It is the mark of an educated mind to be able to entertain a thought without accepting it. -Aristotle


I would have written a shorter letter, but I did not have the time. -Blaise Pascal

By Haruki Murakami

He had never seen eyes with such absolute clarity. They were like two springs, utterly transparent, but too deep to see the bottoms. He felt he might be sucked inside if he went on looking at them. He had no choice but to turn away from them.

I must be in love. No mistake about it. Ice is cold; roses are red; I’m in love. It’s irreversible. And this love is about to carry me off somewhere. The current’s too overpowering; I don’t have any choice. It may very well be a special place, some place I’ve never seen before. Danger may be lurking there, something that may end up wounding me deeply, fatally. I might end up losing everything. But there’s no turning back. I can only go with the flow. Even if it means I’ll be burned up, gone forever.

Once you see that true sight with your own eyes, the world you’ve lived in till now will look flat and insipid. There’s no logic or illogic in that scene. No good or evil. Everything is merged into one.

The reason that people sing songs for other people is because they want to have the power to arouse empathy, to break free of the narrow shell of the self and share their pain and joy with others. This is not an easy thing to do, of course.

It was not one of those strong, impulsive feelings, […] but something quieter and gentler, like two tiny lights traveling in tandem through a vast darkness and drawing imperceptibly close to each other as they go.

I find it hard to talk about myself. I’m always tripped up by the eternal “who am I?” paradox. Sure, no one knows as much pure data about me as me. But when I talk about myself, all sorts of other factors—values, standards, my own limitations as an observer—make me, the narrator, select and eliminate things about me, the narratee. I’ve always been disturbed by the thought that I’m not painting a very objective picture of myself.
This kind of thing doesn’t seem to bother most people. Given the chance, people are surprisingly frank when they talk about themselves. “I’m honest and open to a ridiculous degree,” they’ll say, or “I’m thin-skinned and not the type who gets along easily in the world.” Or “I am very good at sensing others’ true feelings.” But any number of times I’ve seen people who say they’re easily hurt hurt other people for no apparent reason. Self-styled honest and open people, without realizing what they’re doing, blithely use some self-serving excuse to get what they want. And those “good at sensing others’ true feelings” are duped by the most transparent flattery. It’s enough to make me ask the question: How well do we really know ourselves?
The more I think about it, the more I’d like to take a rain check on the topic of me. What I’d like to know more about is the objective reality of things outside myself.
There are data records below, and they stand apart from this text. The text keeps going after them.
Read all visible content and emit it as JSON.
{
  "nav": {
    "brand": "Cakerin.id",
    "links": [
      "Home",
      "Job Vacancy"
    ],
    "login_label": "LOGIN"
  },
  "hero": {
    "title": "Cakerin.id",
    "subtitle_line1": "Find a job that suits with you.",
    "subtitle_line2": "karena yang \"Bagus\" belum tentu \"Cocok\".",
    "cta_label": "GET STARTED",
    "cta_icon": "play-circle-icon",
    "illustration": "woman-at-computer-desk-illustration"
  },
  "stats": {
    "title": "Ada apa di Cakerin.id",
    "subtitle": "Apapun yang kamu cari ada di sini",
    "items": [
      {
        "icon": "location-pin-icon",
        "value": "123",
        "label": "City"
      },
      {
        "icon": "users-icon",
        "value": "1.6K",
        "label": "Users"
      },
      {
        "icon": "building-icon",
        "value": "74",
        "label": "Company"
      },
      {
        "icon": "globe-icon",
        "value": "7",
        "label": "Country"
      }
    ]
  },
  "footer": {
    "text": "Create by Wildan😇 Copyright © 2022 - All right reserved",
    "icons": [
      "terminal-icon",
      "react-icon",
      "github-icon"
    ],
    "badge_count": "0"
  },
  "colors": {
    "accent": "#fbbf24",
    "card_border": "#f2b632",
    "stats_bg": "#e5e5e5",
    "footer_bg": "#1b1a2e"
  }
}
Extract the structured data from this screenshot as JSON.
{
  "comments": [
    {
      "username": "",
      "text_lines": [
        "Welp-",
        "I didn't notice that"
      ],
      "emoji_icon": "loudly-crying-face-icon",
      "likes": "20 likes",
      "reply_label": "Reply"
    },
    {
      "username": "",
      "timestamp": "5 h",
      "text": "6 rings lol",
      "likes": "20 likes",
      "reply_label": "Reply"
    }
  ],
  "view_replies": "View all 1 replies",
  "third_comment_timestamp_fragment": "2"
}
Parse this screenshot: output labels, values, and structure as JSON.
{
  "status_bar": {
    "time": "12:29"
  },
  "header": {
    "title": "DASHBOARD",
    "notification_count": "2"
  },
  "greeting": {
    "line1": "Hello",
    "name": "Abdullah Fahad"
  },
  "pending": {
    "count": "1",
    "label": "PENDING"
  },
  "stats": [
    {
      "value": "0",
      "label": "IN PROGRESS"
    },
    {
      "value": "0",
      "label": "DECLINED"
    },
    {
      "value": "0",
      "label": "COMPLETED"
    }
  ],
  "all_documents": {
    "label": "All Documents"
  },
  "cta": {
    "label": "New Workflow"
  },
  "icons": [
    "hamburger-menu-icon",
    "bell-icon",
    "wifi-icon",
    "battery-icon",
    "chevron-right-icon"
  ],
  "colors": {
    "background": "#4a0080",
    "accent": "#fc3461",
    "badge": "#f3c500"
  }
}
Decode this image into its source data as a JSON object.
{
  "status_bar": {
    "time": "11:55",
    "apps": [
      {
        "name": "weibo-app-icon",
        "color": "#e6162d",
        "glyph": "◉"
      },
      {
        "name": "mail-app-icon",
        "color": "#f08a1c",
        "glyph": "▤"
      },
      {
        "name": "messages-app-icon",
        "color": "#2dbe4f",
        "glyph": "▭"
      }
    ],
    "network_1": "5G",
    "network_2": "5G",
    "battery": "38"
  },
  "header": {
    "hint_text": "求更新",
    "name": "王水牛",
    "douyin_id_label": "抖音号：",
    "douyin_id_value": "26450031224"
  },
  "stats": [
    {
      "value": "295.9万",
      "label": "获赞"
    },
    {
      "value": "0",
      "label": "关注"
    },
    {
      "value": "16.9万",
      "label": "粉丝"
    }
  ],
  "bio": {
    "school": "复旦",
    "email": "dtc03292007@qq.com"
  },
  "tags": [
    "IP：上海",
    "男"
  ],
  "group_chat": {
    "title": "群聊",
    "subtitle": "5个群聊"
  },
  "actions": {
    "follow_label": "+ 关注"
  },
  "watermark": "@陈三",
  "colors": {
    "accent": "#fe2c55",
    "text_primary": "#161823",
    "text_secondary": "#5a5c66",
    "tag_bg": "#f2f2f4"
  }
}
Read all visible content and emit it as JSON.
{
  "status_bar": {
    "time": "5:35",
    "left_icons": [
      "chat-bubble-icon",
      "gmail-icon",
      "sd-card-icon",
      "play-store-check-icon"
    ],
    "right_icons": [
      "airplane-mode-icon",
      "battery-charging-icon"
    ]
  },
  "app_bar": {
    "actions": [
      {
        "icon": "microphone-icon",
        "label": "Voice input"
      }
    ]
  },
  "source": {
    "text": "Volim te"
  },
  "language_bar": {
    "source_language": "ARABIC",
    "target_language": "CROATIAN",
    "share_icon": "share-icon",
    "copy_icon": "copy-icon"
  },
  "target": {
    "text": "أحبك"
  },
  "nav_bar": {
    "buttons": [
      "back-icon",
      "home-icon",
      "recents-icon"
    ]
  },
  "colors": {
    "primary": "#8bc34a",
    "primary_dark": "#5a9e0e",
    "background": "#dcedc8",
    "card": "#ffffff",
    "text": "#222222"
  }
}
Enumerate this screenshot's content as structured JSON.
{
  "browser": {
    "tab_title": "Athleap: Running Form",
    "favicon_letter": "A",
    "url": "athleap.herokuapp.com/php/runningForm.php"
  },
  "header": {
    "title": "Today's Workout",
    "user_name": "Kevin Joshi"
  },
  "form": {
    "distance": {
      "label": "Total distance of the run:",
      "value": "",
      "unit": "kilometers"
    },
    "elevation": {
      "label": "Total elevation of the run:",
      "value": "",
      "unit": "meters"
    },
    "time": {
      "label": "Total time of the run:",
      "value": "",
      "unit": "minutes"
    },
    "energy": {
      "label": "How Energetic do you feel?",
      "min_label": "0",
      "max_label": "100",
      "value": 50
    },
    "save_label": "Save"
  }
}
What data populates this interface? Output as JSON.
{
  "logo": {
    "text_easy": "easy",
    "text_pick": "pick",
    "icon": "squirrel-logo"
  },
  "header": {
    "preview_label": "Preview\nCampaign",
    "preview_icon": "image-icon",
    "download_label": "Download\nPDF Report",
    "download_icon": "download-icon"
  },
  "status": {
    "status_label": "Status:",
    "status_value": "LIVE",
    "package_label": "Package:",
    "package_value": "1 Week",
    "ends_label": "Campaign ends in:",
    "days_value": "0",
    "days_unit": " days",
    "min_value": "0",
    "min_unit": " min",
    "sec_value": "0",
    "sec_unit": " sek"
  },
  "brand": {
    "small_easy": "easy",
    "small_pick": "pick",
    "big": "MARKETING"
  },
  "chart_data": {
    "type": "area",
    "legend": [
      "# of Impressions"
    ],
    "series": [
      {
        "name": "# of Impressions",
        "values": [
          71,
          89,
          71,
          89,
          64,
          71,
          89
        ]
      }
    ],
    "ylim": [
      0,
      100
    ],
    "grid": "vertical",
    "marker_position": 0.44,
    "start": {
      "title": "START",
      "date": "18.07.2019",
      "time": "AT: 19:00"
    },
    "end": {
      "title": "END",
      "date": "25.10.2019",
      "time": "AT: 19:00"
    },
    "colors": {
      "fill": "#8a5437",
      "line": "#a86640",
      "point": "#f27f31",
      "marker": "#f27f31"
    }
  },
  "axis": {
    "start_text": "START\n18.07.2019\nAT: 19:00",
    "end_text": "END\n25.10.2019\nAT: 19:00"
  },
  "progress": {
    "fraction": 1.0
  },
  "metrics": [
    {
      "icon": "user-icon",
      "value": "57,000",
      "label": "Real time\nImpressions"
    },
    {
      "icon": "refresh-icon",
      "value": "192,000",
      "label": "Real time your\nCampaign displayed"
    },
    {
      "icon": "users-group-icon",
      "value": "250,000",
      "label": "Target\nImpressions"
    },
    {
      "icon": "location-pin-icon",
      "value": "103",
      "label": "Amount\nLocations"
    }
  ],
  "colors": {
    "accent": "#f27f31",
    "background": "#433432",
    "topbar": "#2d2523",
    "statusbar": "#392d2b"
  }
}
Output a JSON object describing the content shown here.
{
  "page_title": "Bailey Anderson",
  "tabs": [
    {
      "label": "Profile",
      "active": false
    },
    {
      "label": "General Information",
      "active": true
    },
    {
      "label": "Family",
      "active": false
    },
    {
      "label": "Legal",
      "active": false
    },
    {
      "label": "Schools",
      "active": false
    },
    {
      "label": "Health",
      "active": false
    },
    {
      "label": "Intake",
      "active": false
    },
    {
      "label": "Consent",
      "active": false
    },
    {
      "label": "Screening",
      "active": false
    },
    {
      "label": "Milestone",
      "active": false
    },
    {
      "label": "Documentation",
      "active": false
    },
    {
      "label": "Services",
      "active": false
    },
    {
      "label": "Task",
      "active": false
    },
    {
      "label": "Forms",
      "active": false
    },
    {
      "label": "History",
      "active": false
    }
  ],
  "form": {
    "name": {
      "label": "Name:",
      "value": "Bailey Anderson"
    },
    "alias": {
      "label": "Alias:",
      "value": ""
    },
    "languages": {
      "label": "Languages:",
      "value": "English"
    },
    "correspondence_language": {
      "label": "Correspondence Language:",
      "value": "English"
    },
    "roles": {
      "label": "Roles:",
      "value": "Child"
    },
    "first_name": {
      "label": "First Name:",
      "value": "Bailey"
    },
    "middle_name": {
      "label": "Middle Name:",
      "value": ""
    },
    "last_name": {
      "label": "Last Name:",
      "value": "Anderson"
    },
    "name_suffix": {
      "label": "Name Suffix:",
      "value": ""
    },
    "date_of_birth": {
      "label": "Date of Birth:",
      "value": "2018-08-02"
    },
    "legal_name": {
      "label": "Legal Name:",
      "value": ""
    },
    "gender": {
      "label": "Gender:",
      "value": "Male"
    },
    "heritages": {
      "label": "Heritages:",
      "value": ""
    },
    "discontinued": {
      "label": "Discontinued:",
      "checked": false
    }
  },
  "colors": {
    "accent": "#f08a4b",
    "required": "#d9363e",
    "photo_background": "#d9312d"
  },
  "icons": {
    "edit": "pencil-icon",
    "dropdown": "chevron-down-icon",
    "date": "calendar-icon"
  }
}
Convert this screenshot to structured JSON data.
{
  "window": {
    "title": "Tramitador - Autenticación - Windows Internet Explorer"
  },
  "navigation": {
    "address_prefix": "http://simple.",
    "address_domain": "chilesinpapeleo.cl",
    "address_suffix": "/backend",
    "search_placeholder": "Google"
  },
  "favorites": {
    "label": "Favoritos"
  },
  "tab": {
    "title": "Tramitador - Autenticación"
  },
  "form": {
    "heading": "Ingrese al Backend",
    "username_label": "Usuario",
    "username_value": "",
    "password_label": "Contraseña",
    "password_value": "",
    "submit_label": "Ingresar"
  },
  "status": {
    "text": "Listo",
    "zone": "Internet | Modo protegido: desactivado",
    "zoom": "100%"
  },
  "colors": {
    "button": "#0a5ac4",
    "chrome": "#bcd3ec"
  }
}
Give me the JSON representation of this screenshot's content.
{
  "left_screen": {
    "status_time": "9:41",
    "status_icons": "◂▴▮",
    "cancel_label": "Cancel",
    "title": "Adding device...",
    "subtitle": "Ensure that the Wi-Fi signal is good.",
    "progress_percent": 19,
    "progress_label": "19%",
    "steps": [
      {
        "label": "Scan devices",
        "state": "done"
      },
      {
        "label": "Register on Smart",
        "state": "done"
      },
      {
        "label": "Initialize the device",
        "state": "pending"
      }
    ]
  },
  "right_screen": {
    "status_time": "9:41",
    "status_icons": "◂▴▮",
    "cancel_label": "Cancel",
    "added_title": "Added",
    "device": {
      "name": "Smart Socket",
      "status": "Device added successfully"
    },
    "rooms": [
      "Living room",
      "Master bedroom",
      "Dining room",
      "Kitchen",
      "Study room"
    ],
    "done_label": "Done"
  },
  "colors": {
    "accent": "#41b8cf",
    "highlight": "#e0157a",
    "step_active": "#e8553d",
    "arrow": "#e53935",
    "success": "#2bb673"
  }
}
How important the world is to me, how I maintain a sense of equilibrium by coming to terms with it. That’s how I’d grasp a clearer sense of who I am.